**Recorded data**
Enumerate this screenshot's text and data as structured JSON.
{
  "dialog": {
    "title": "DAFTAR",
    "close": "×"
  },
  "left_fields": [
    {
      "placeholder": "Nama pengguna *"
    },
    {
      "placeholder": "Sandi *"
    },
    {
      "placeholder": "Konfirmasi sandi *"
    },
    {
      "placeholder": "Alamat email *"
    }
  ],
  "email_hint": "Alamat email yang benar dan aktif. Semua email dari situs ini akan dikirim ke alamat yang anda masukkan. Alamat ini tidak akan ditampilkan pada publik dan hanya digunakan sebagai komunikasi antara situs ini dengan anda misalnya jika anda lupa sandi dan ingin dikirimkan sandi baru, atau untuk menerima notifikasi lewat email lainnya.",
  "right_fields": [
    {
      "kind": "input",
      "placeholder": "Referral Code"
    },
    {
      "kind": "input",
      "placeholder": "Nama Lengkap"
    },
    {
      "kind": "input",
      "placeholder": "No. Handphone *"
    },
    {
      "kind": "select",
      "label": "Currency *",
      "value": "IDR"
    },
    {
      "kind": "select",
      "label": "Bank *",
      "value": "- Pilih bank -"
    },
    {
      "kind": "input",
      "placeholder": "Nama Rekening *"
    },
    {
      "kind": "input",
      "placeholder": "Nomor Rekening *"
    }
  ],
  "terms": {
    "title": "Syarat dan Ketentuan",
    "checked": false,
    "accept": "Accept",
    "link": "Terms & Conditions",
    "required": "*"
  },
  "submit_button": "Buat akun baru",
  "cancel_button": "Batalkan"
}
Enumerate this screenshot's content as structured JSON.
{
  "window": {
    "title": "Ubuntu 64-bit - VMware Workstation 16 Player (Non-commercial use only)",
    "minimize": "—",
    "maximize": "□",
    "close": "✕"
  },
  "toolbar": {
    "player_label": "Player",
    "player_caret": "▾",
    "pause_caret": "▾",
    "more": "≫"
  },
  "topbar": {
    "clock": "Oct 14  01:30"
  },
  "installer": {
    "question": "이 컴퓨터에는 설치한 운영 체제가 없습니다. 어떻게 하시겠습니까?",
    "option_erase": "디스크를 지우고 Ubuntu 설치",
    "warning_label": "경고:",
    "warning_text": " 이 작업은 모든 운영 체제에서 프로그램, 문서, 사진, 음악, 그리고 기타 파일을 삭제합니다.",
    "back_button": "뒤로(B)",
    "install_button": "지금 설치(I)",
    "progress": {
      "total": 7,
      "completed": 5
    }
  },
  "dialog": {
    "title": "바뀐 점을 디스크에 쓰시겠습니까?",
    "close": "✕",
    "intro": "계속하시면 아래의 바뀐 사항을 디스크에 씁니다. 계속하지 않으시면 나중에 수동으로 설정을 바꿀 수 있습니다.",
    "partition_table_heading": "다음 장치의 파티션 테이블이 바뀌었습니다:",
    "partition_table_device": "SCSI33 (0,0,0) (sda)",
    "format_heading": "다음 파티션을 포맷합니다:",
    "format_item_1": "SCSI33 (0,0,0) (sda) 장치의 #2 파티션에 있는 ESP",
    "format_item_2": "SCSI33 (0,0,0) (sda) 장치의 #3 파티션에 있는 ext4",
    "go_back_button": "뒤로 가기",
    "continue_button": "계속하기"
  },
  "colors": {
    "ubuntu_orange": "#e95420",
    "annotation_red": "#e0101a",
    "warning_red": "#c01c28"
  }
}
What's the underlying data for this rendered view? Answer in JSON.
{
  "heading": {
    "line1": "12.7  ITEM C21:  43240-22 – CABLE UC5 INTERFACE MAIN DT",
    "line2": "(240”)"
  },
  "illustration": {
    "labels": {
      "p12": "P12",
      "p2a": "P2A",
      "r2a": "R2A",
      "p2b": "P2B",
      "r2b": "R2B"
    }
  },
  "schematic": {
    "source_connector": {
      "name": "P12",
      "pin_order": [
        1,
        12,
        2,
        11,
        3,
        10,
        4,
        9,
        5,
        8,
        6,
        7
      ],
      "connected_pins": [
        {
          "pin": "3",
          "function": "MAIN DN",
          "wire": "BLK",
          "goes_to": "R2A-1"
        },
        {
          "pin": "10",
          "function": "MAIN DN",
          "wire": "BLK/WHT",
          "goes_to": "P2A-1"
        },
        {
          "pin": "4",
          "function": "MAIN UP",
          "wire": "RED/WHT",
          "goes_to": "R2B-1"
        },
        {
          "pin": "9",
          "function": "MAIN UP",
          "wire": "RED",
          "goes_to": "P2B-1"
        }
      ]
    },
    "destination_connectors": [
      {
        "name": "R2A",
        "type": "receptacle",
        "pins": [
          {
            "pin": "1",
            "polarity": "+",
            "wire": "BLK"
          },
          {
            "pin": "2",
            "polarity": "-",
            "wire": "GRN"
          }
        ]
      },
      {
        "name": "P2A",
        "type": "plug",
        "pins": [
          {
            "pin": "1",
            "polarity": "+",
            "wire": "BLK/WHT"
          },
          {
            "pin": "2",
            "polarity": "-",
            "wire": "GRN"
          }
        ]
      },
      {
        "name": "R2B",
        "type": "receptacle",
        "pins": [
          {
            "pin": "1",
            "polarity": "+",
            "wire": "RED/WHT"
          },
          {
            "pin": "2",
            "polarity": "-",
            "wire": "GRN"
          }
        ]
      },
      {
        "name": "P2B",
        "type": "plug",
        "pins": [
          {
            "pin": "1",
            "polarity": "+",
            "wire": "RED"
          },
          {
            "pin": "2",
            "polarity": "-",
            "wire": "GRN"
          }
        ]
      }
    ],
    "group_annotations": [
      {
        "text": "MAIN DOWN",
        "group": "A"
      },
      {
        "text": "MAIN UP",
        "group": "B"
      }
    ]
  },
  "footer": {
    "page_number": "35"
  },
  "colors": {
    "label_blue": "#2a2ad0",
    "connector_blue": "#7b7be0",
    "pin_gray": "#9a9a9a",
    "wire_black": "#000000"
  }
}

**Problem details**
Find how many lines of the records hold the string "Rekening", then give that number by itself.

**Response to the exercise**
2